Never click on embedded links from people you don’t know. Always be wary of unsolicited email or messages on social media sites, even if you think you recognize the sender. Don’t disclose any PII on the phone, in the mail or online unless you know the other party. Limit the amount of personal information you post on social media. Use strong passwords and prevent device theft.
Protect your papers
Don’t leave any sensitive documents, especially those with your PII, where others can find them. Use a shredder to destroy the documents before disposal. Don’t keep your social security number in your wallet or write it on checks. If an organization wants to use your social security number as an identifier ask if they can use something else instead.
Phishers send emails or messages that claim to be from businesses or organizations you may deal with, like your bank or even Syracuse University. A message may ask you to “update,” “validate”, or “confirm” your account information. These messages direct you to a website that looks just like a legitimate organization’s site. But it isn’t. It’s a bogus site whose sole purpose is to trick you into giving out your personal information so the operators can steal your identity, run up bills or commit crimes in your name.
Spot phishing emails
Valid emails are often personalized while phishing ones are not. Don’t open emails or attachments from unknown sources.

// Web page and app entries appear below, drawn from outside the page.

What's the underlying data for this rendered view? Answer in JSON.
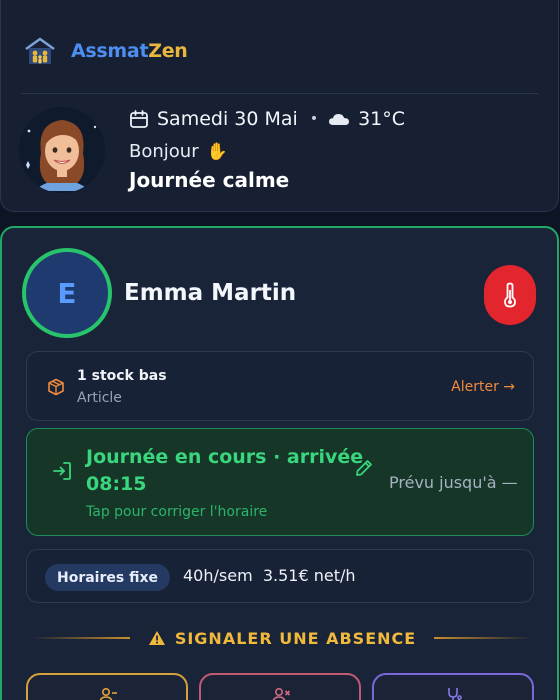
{
  "header": {
    "brand_part1": "Assmat",
    "brand_part2": "Zen",
    "date": "Samedi 30 Mai",
    "separator": "•",
    "temperature": "31°C",
    "greeting": "Bonjour",
    "day_status": "Journée calme"
  },
  "child": {
    "initial": "E",
    "name": "Emma Martin"
  },
  "stock": {
    "title": "1 stock bas",
    "subtitle": "Article",
    "action": "Alerter →"
  },
  "day": {
    "status": "Journée en cours · arrivée",
    "arrival_time": "08:15",
    "hint": "Tap pour corriger l'horaire",
    "planned": "Prévu jusqu'à —"
  },
  "schedule": {
    "badge": "Horaires fixe",
    "values": "40h/sem  3.51€ net/h"
  },
  "absence": {
    "label": "SIGNALER UNE ABSENCE"
  },
  "colors": {
    "accent_green": "#27c46b",
    "brand_blue": "#4d8ef0",
    "brand_gold": "#e9b73e",
    "alert_red": "#e3262e"
  }
}
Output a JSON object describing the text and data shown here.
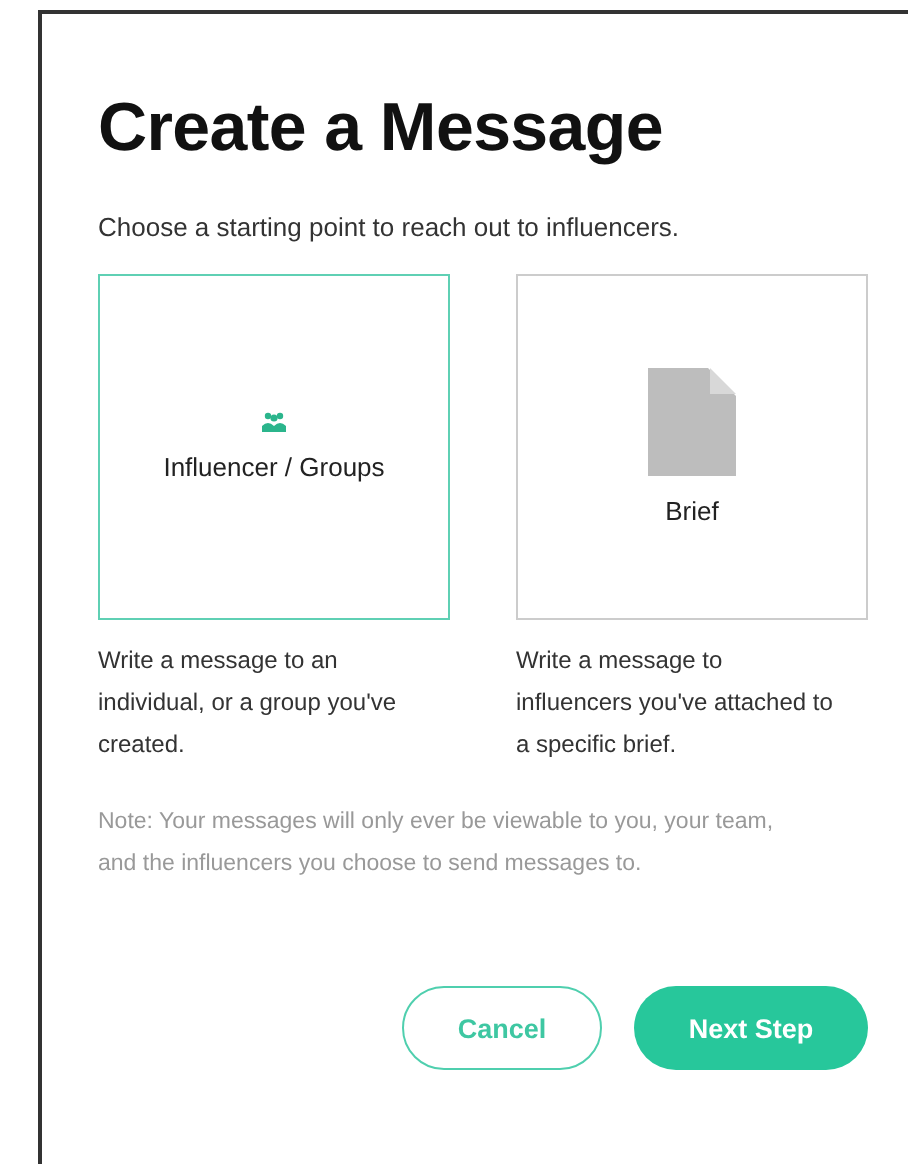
{
  "title": "Create a Message",
  "subtitle": "Choose a starting point to reach out to influencers.",
  "options": [
    {
      "label": "Influencer / Groups",
      "kind": "group",
      "selected": true,
      "description": "Write a message to an individual, or a group you've created."
    },
    {
      "label": "Brief",
      "kind": "document",
      "selected": false,
      "description": "Write a message to influencers you've attached to a specific brief."
    }
  ],
  "note": "Note: Your messages will only ever be viewable to you, your team, and the influencers you choose to send messages to.",
  "buttons": [
    {
      "label": "Cancel",
      "kind": "secondary"
    },
    {
      "label": "Next Step",
      "kind": "primary"
    }
  ]
}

Even images (i.e. .jpg and others) are used to spread viruses. Delete and don’t redistribute chain emails. Phishing emails usually threaten to shut down your account if you don’t respond. Valid emails do not. Phishing emails will usually have grammar or spelling mistakes.
Phishing scams on the web
Make sure the sites you visit are encrypted and certified. Look for a closed padlock in the status bar at the bottom of your browser window and make sure it says “https” and NOT “http” in the URL. Rest your mouse on top of the link in an email. This will reveal the real URL in a yellow box. A malicious web site URL usually will not match the name of the institution it allegedly represents.
If you think your identity has been stolen
- Contact the police immediately and file a report. Notify creditors and dispute any unauthorized transactions. These steps should be taken IMMEDIATELY to protect your good name.
- To report suspected phishing emails go to www.antiphishing.org
- To report phishing emails that appear to be from SU, email the ITS Security Team.
- If you are ever unsure whether an email is legitimate, contact the ITS Service Center at (315) 443- 2677 or firstname.lastname@example.org.